(Data records)
##########

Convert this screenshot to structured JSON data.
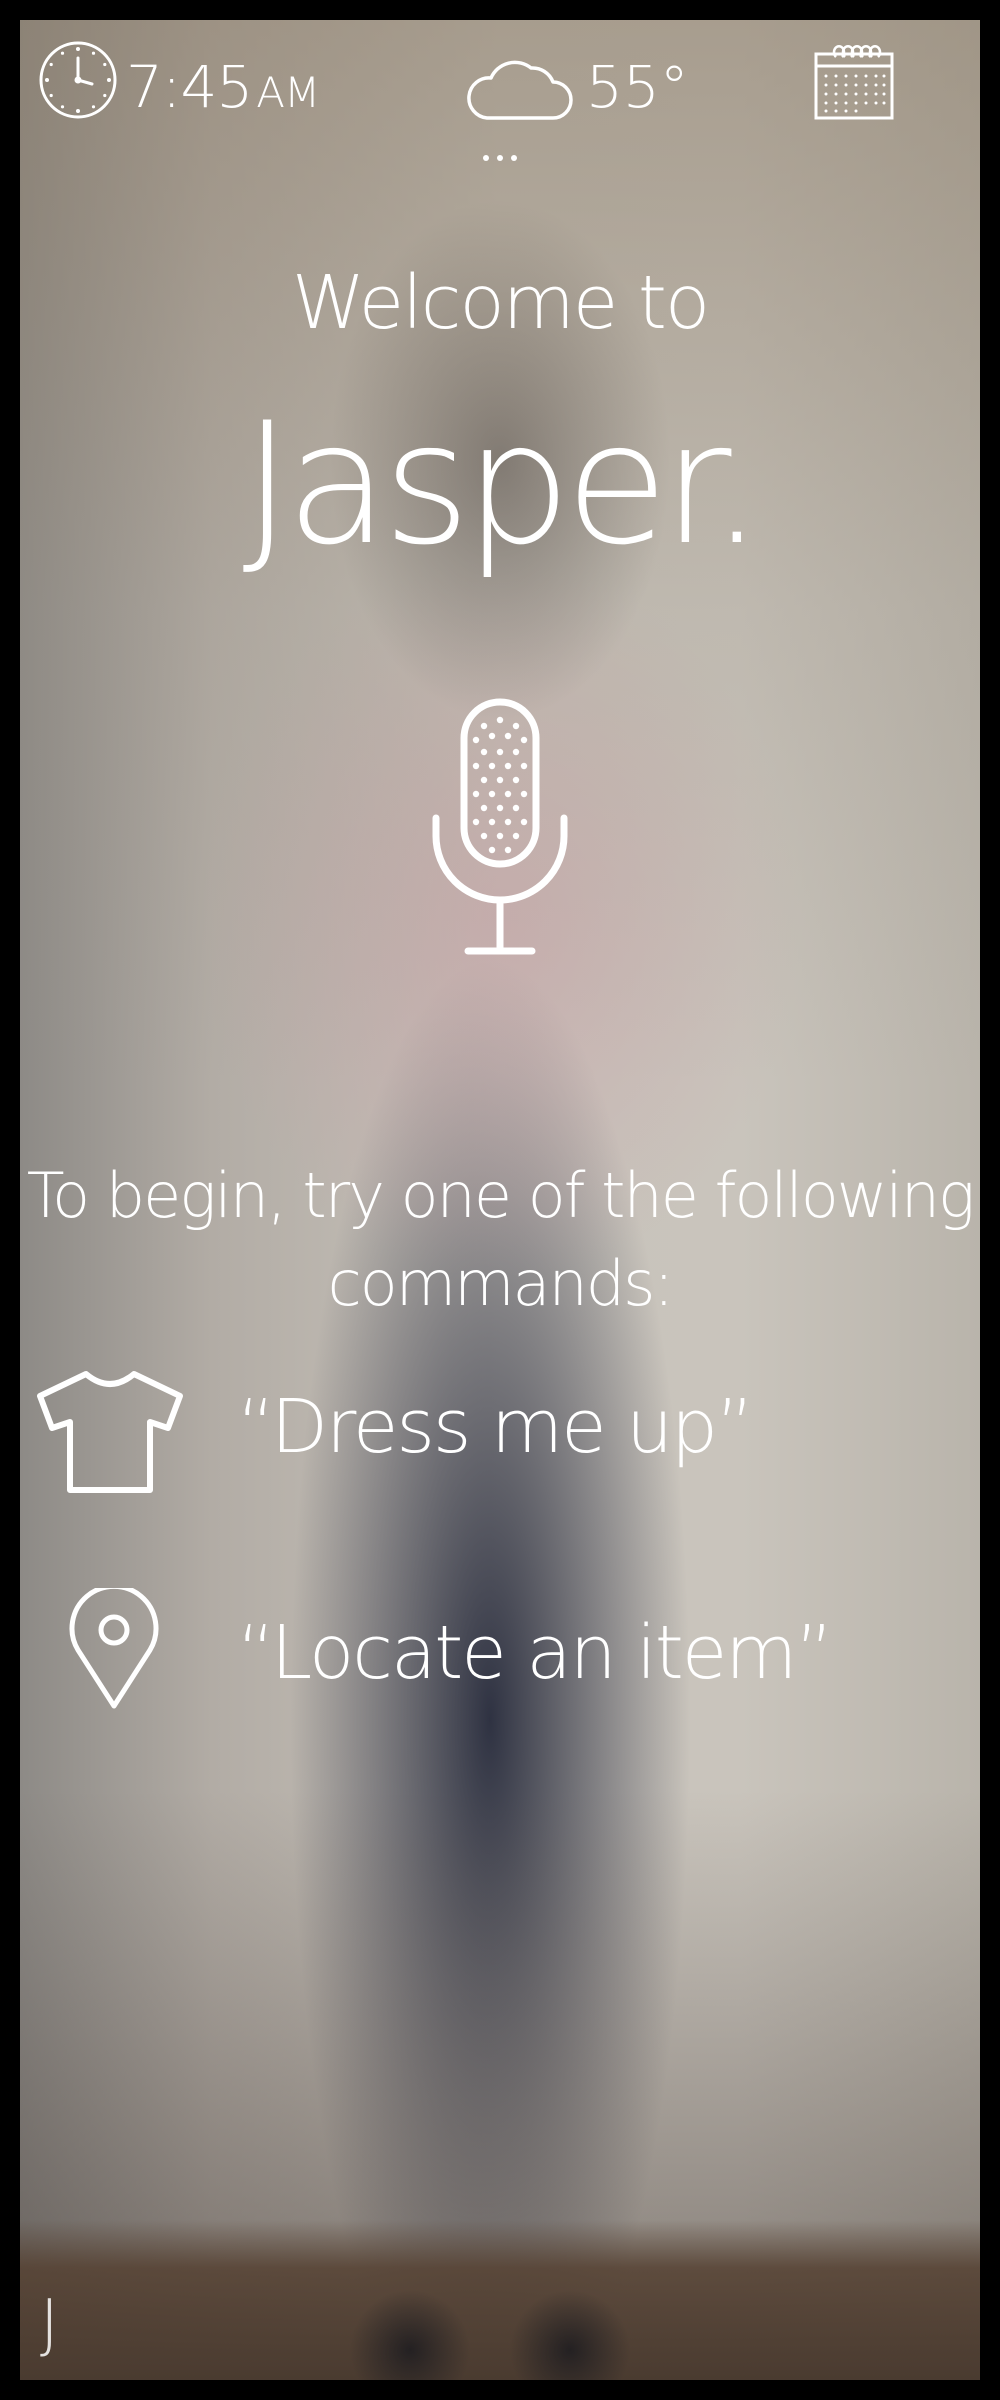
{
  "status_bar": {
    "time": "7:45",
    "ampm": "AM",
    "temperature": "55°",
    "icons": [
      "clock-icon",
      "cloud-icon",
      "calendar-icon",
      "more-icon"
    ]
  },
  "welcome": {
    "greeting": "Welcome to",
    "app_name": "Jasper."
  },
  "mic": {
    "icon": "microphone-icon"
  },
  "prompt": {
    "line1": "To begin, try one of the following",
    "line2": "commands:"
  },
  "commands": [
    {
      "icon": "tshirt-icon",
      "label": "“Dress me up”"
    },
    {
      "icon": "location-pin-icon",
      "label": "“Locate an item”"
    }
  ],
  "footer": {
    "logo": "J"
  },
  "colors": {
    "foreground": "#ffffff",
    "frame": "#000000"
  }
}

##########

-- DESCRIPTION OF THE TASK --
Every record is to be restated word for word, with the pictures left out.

-- RESPONSE BOX --
Convert this screenshot to structured JSON data.
{
  "status_bar": {
    "time": "7:45",
    "ampm": "AM",
    "temperature": "55°",
    "icons": [
      "clock-icon",
      "cloud-icon",
      "calendar-icon",
      "more-icon"
    ]
  },
  "welcome": {
    "greeting": "Welcome to",
    "app_name": "Jasper."
  },
  "mic": {
    "icon": "microphone-icon"
  },
  "prompt": {
    "line1": "To begin, try one of the following",
    "line2": "commands:"
  },
  "commands": [
    {
      "icon": "tshirt-icon",
      "label": "“Dress me up”"
    },
    {
      "icon": "location-pin-icon",
      "label": "“Locate an item”"
    }
  ],
  "footer": {
    "logo": "J"
  },
  "colors": {
    "foreground": "#ffffff",
    "frame": "#000000"
  }
}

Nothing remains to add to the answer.